Should the worst happen, and a dog is about to set upon you or your pet or children, the first step is avoiding escalation of the situation. Stop, stand and leave is the official government advice, says Le Long. This plays to the psychology of what is happening when a dog attacks.

“Typically, a dog attacks because it sees a threat or is stimulated by your movement. You want to remain calm and avoid provoking the aggressor even further. Don’t show fear or anxiety, avoid eye contact by looking at its feet, and assert your space using any object you might be holding. Importantly – do not advance on the attacker. If the situation appears to come under control, command the dog firmly to ‘sit’, ‘down’, or ‘no’.”

What to do when being attacked

If that doesn’t work and a threat becomes an actual attack, your response must change rapidly. If a fight develops between your pet and an aggressor, remember your personal protection takes priority. Do not get between the dogs or attempt grabbing a collar, as this is likely to result in one or both dogs turning their teeth on you.

Pull on your dog’s leash, if possible, while commanding ‘NO’; release the leash if the fight continues escalating. Get the other dog owner’s help or that of any bystander by ‘wheelbarrowing’ both animals. This means grabbing and lifting their hind legs to pull them apart simultaneously (or as close to, given the circumstances). Use your water bottle or any other available source and squirt liquid into the dogs’ ears or faces or try distracting them by throwing a jumper/similar on top of the situation.

Should the worst happen and a dog sets on you, call for help and take evasive and protective action immediately. If any object is available, use it as a shield – bags, bicycles, clothing – grab whatever is available. Should the dog knock you down, get into a face-down position with arms over the back of your head and protect fingers by clenching fists. If a dog latches on, avoid pulling it off as this will tear your flesh.

Lift the dog by its hind legs if you’re not knocked down and are able to, which can cause enough discomfort that it will release you. At all stages, stresses Le Long, extracting yourself from the attack and minimising damage to yourself and your pet or child is an absolute priority. If you are bitten or injured in any way, seek immediate medical attention – the same applies for your pet – and report the incident to your local council without delay.

Safeguarding yourself

Le Long notes that owning a dog comes with legal responsibilities, and advises every pet parent to familiarise themselves with the law. “There’s no question that canines of all kinds are a source of great joy for people of all ages and all walks of life. However, there are risks associated with owning a doggo, and there can be risks being around unknown dogs, too.

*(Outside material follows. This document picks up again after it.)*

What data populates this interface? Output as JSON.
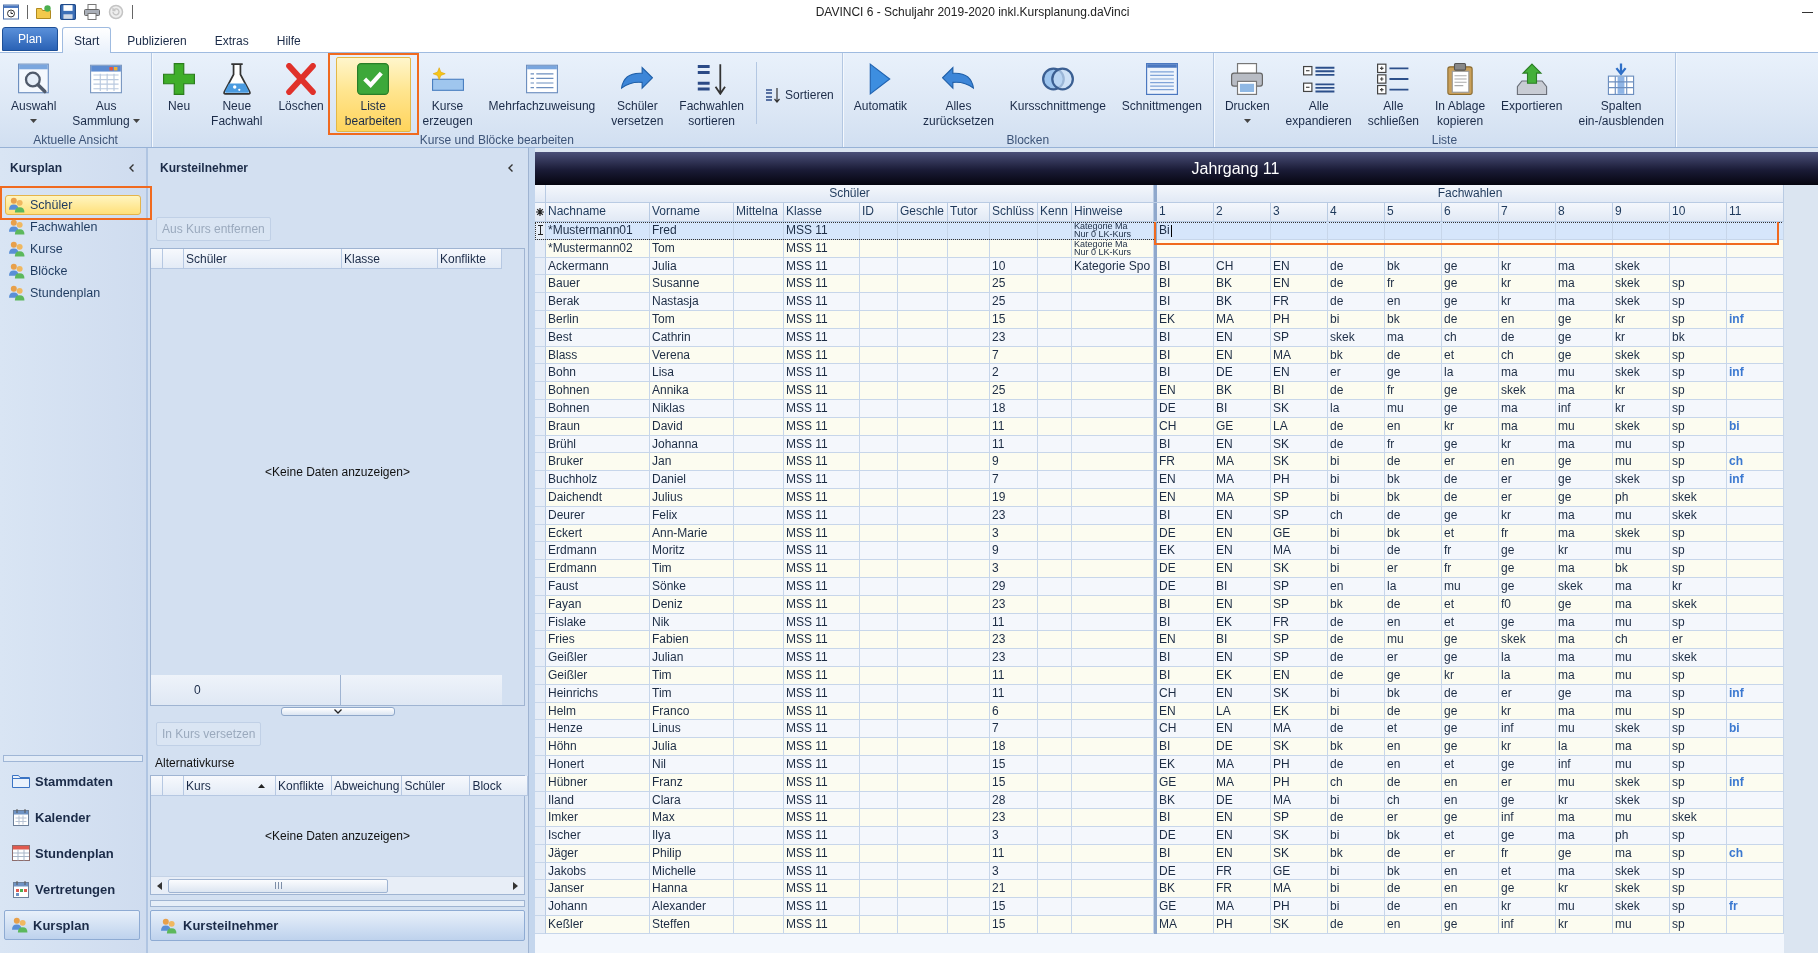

“You don’t want to become a victim, and you don’t want your pet causing damage or distress to others. Carefully selecting your preferred breed, applying good training and knowing what to look out for means minimising those risks.”

Finally, she notes that pet insurance is both affordable and makes a big dent in medical bills associated with pet parenting. “All New Zealand pet parents should consider insuring their pet. It softens the reality of unexpected costs and is available from as little as a dollar a day.”

Media contact 
Leandri Smith – The Mail Room
027 365 9003 | [email protected]